Now that everyone has had a little bit of time to breathe and let the trade that sent center Ryan Johansen to the Nashville Predators in exchange for Seth Jones, it’s time to examine the ramifications of the deal and what needs to happen now.

Here are five takeaways from Wednesday’s blockbuster:

1. Johansen Really Needed a Change of Scenery

Rumors about a Johansen trade out of Columbus had been swirling really ever since his contract dispute with the team two years ago, but really picked up once John Tortorella became head coach of the Blue Jackets this season. In a conference call with the media Wednesday night, Johansen said he tried to focus on playing good hockey for the Blue Jackets, but couldn’t stay away from the rumors.

“I’m not going to sit here and lie, I obviously read a lot of stuff and I got a lot of texts from friends and family, asking a bunch of questions,” he said. “With social media today, it’s hard not to know about all that stuff.”

Johansen also acknowledged that his relationship with Tortorella was not perfect.

“Me and coach [Tortorella] got along fine,” he said. “We definitely had a couple disagreements on things, but that’s part of the game, and I think he was looking out for my best interests. I’m not sure what happened behind closed doors with him, but it’s nothing I should worry about.”

With Tortorella and trade rumors in the past, Johansen should have a clean slate in Nashville and a clear head to play the best he can in Nashville.

2. The Predators Still Have A League-Best Defensive Unit

Despite letting go of a touted defenseman like Jones, the Predators are not bereft of defensive talent. They acquired their coveted top-line center while maintaining their top pairing defensemen as well as most of their depth. Shea Weber and Roman Josi will continue to lead from the front, while Barret Jackman will provide a veteran presence. Mattias Ekholm and Ryan Ellis will round out the unit. The hole on the second line left by Jones will likely be filled by Anthony Bitetto, Peter Granberg or Victor Bartley. Plus, there are some very good defenseman currently making their way down the pipeline, like Jack Dougherty and Jonathan Diaby. Either way, Jones’ presence will be missed, but certainly will not decimate a very deep defensive unit.

3. The Pipeline Hasn’t Sprung A Leak

Another incredible part of this deal is that the Predators’ prospect pipeline remains perfectly intact.
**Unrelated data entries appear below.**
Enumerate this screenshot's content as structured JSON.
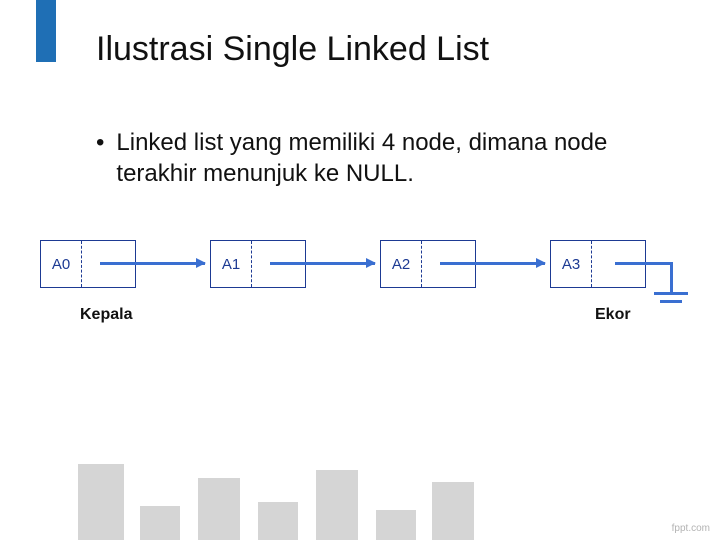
{
  "title": "Ilustrasi Single Linked List",
  "bullet": {
    "dot": "•",
    "text": "Linked list yang memiliki 4 node, dimana node terakhir menunjuk ke NULL."
  },
  "nodes": {
    "n0": "A0",
    "n1": "A1",
    "n2": "A2",
    "n3": "A3"
  },
  "labels": {
    "head": "Kepala",
    "tail": "Ekor"
  },
  "footer": "fppt.com",
  "chart_data": {
    "type": "diagram",
    "structure": "singly-linked-list",
    "nodes": [
      "A0",
      "A1",
      "A2",
      "A3"
    ],
    "edges": [
      {
        "from": "A0",
        "to": "A1"
      },
      {
        "from": "A1",
        "to": "A2"
      },
      {
        "from": "A2",
        "to": "A3"
      },
      {
        "from": "A3",
        "to": "NULL"
      }
    ],
    "head_label": "Kepala",
    "tail_label": "Ekor",
    "title": "Ilustrasi Single Linked List"
  }
}
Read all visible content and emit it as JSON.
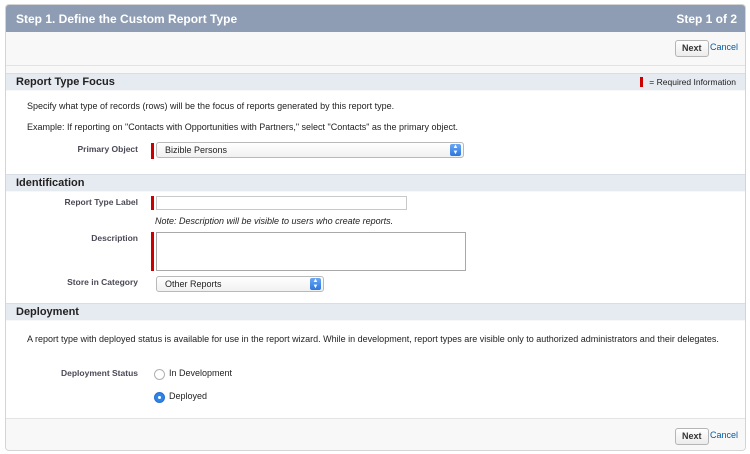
{
  "header": {
    "title": "Step 1. Define the Custom Report Type",
    "step": "Step 1 of 2"
  },
  "actions": {
    "next_label": "Next",
    "cancel_label": "Cancel"
  },
  "required_legend": "= Required Information",
  "focus": {
    "heading": "Report Type Focus",
    "description": "Specify what type of records (rows) will be the focus of reports generated by this report type.",
    "example": "Example: If reporting on \"Contacts with Opportunities with Partners,\" select \"Contacts\" as the primary object.",
    "primary_object_label": "Primary Object",
    "primary_object_value": "Bizible Persons"
  },
  "identification": {
    "heading": "Identification",
    "report_type_label": "Report Type Label",
    "report_type_value": "",
    "note": "Note: Description will be visible to users who create reports.",
    "description_label": "Description",
    "description_value": "",
    "category_label": "Store in Category",
    "category_value": "Other Reports"
  },
  "deployment": {
    "heading": "Deployment",
    "description": "A report type with deployed status is available for use in the report wizard. While in development, report types are visible only to authorized administrators and their delegates.",
    "status_label": "Deployment Status",
    "options": [
      {
        "label": "In Development",
        "selected": false
      },
      {
        "label": "Deployed",
        "selected": true
      }
    ]
  }
}
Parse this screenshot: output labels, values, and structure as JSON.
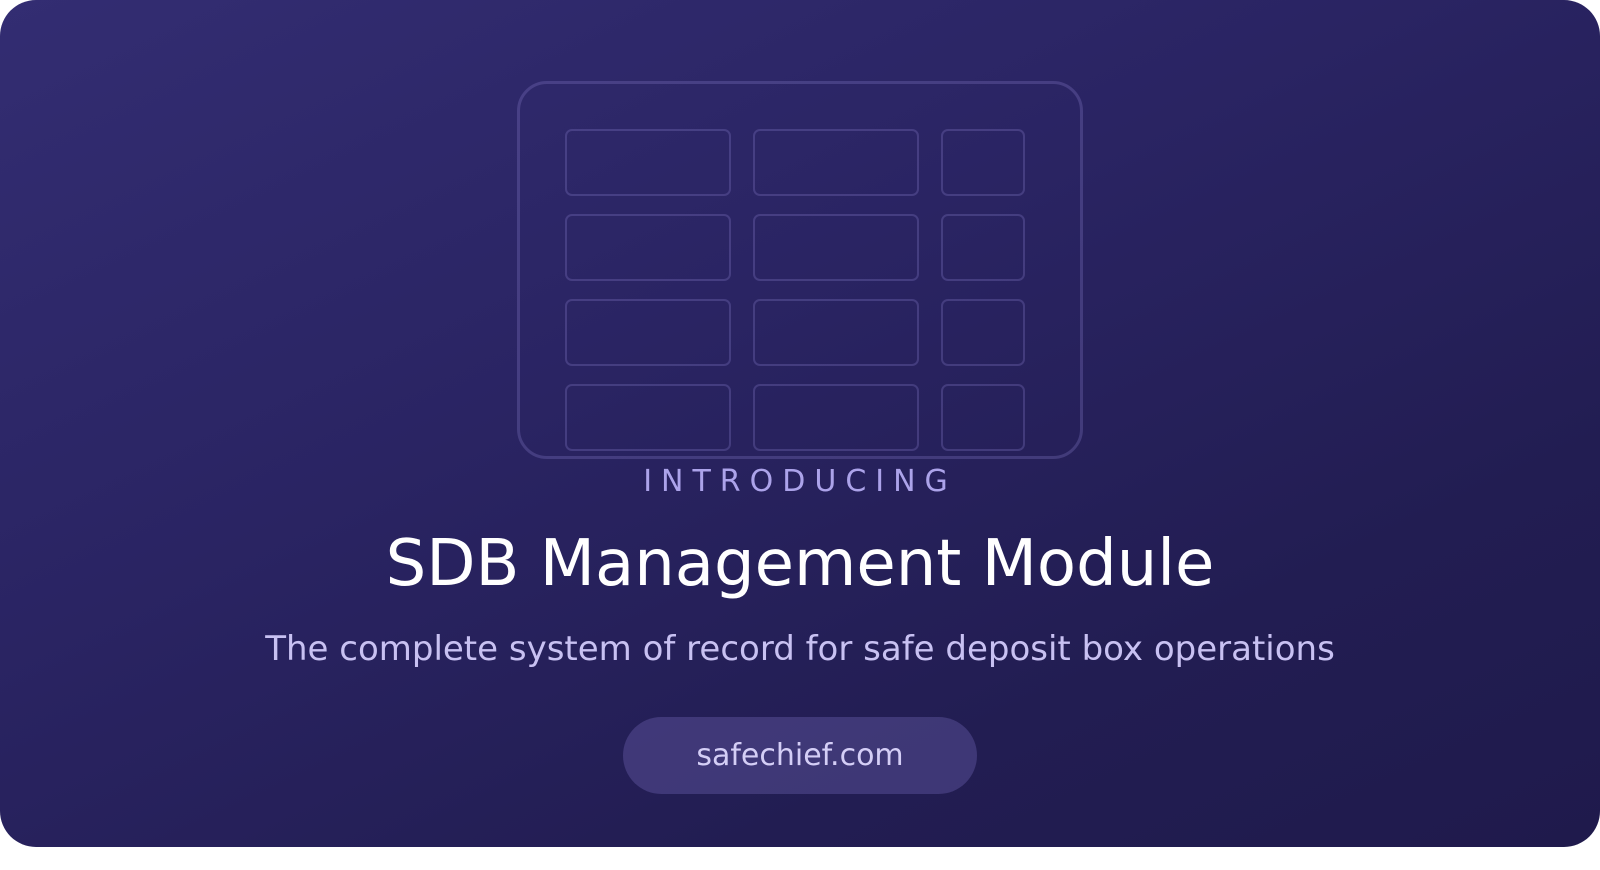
{
  "hero": {
    "eyebrow": "INTRODUCING",
    "title": "SDB Management Module",
    "subtitle": "The complete system of record for safe deposit box operations",
    "url_label": "safechief.com"
  },
  "illustration": {
    "icon": "safe-deposit-box-grid-icon",
    "rows": 4,
    "columns": 3
  },
  "colors": {
    "background_start": "#332d72",
    "background_end": "#1f1a4c",
    "eyebrow": "#aca3ea",
    "title": "#ffffff",
    "subtitle": "#c8c1f2",
    "pill_text": "#d4cef6"
  }
}
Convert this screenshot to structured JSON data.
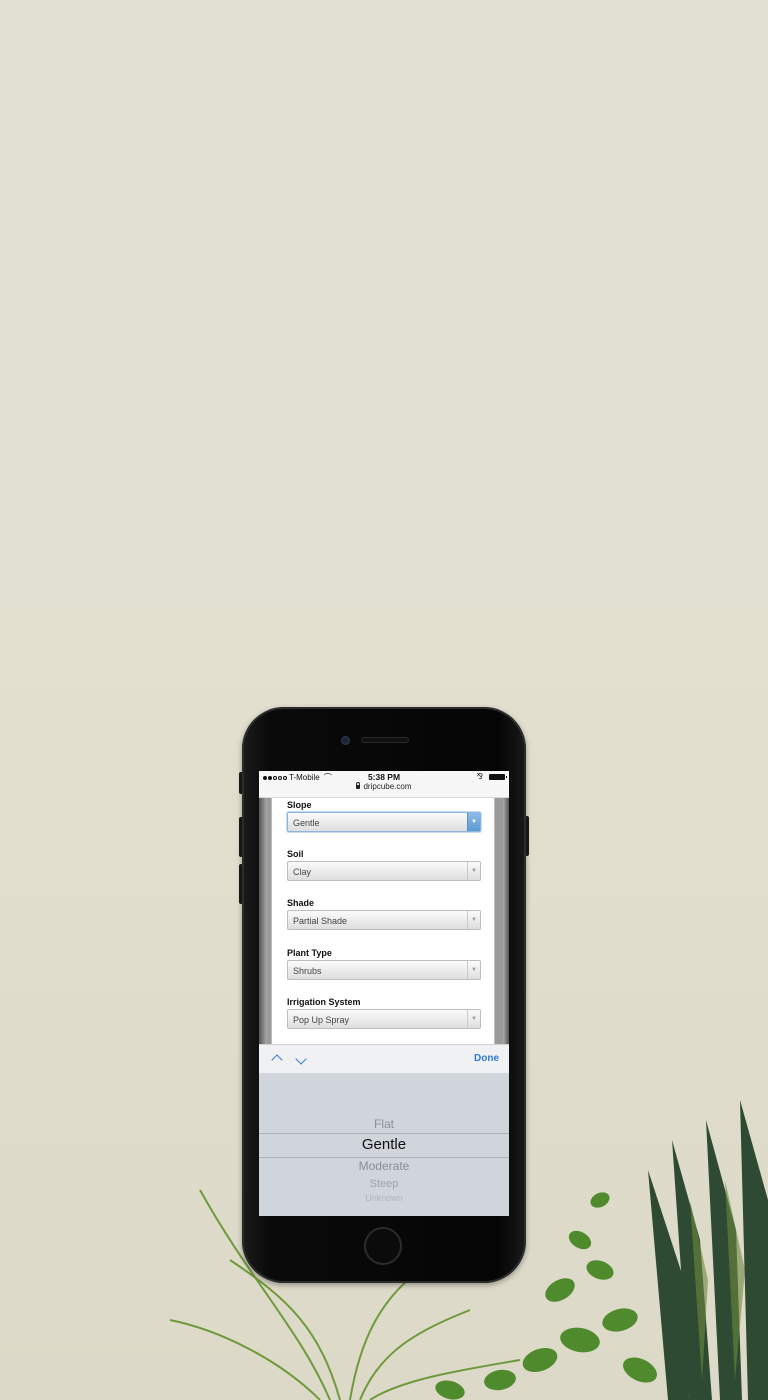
{
  "status_bar": {
    "carrier": "T-Mobile",
    "time": "5:38 PM"
  },
  "browser": {
    "url": "dripcube.com"
  },
  "form": {
    "fields": [
      {
        "label": "Slope",
        "value": "Gentle",
        "active": true
      },
      {
        "label": "Soil",
        "value": "Clay",
        "active": false
      },
      {
        "label": "Shade",
        "value": "Partial Shade",
        "active": false
      },
      {
        "label": "Plant Type",
        "value": "Shrubs",
        "active": false
      },
      {
        "label": "Irrigation System",
        "value": "Pop Up Spray",
        "active": false
      }
    ]
  },
  "toolbar": {
    "done_label": "Done"
  },
  "picker": {
    "options": [
      "Flat",
      "Gentle",
      "Moderate",
      "Steep",
      "Unknown"
    ],
    "selected": "Gentle"
  },
  "colors": {
    "accent": "#2f7ad8",
    "background": "#e2e0d0",
    "picker_bg": "#d0d4db"
  }
}
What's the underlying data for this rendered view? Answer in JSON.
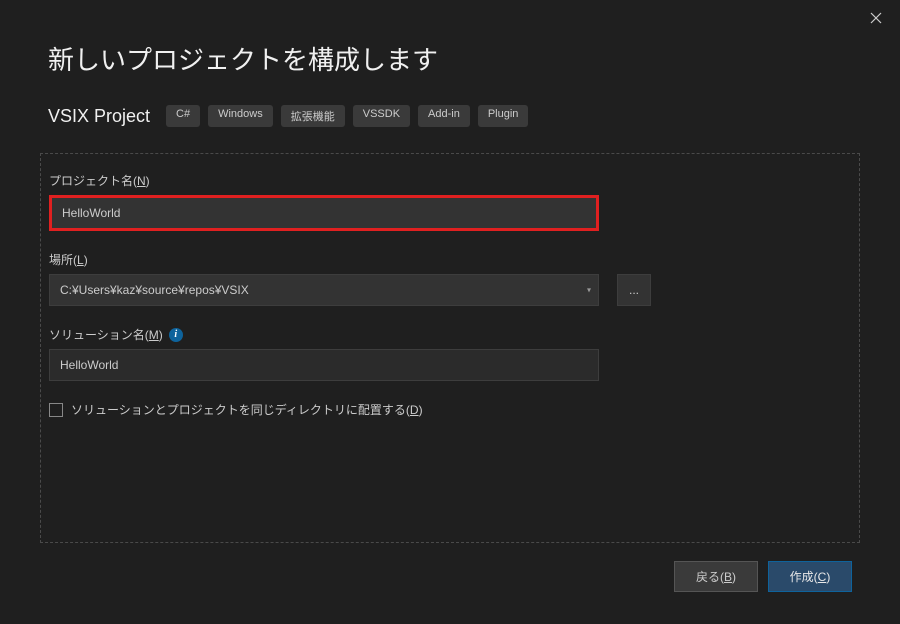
{
  "title": "新しいプロジェクトを構成します",
  "project_type": "VSIX Project",
  "tags": [
    "C#",
    "Windows",
    "拡張機能",
    "VSSDK",
    "Add-in",
    "Plugin"
  ],
  "fields": {
    "project_name": {
      "label_prefix": "プロジェクト名(",
      "label_accel": "N",
      "label_suffix": ")",
      "value": "HelloWorld"
    },
    "location": {
      "label_prefix": "場所(",
      "label_accel": "L",
      "label_suffix": ")",
      "value": "C:¥Users¥kaz¥source¥repos¥VSIX",
      "browse": "..."
    },
    "solution_name": {
      "label_prefix": "ソリューション名(",
      "label_accel": "M",
      "label_suffix": ")",
      "value": "HelloWorld"
    },
    "same_dir": {
      "label_prefix": "ソリューションとプロジェクトを同じディレクトリに配置する(",
      "label_accel": "D",
      "label_suffix": ")"
    }
  },
  "buttons": {
    "back_prefix": "戻る(",
    "back_accel": "B",
    "back_suffix": ")",
    "create_prefix": "作成(",
    "create_accel": "C",
    "create_suffix": ")"
  }
}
The Blue Jackets didn’t take coveted young players like Kevin Fiala, Vladislav Kamenev, Juuse Saros, Yakov Trenin, Frederick Gaudreau, Max Gortz, Jimmy Vesey, Justin Kirkland, or Thomas Novak. There was a great concern that the Predators would have to mortgage some of their future to acquire that top-line center. It turns out they didn’t, and perhaps someday, Johansen will be backed up by a second-line center in Fiala, who would be joined on the wings by Kamenev and Vesey.

4. Johansen Should Boost Filip Forsberg

There’s a strong chance Johansen slots in with the top unit, James Neal and Forsberg. If that does indeed happen, then Forsberg should see his numbers go up. Neal is already having himself a solid season, but Forsberg has found himself in a little bit of a sophomore slump. He has 26 points through 40 games, on pace to finish well short of the 63 he had last season. With a young playmaker centering him, he could be able to find that scoring touch he had last season. The combined offensive skill of those three standouts could compete with most top lines in the NHL.

5. The Time for Excuses is Over

In 2007, the excuse was the old age of top scorers like Paul Kariya and Peter Forsberg. In 2012, the excuse was the underperforming deadline pickups like Andrei Kostitsyn and Alexander Radulov. In 2013, the excuse was a coach that promoted a defensive-first style. In 2015, with an offensively-inclined coach in Peter Laviolette, the excuse was a lack of a top-level center. In 2016, the Predators have the right coach, top-level, young scoring talent abound, some forward depth, a lockdown defensive corps and a world-class goaltender. There are no more excuses. The last variable in the Stanley Cup contender formula has been plugged.

With Johansen in the lineup, excuses don’t matter anymore.

It’s time to start winning.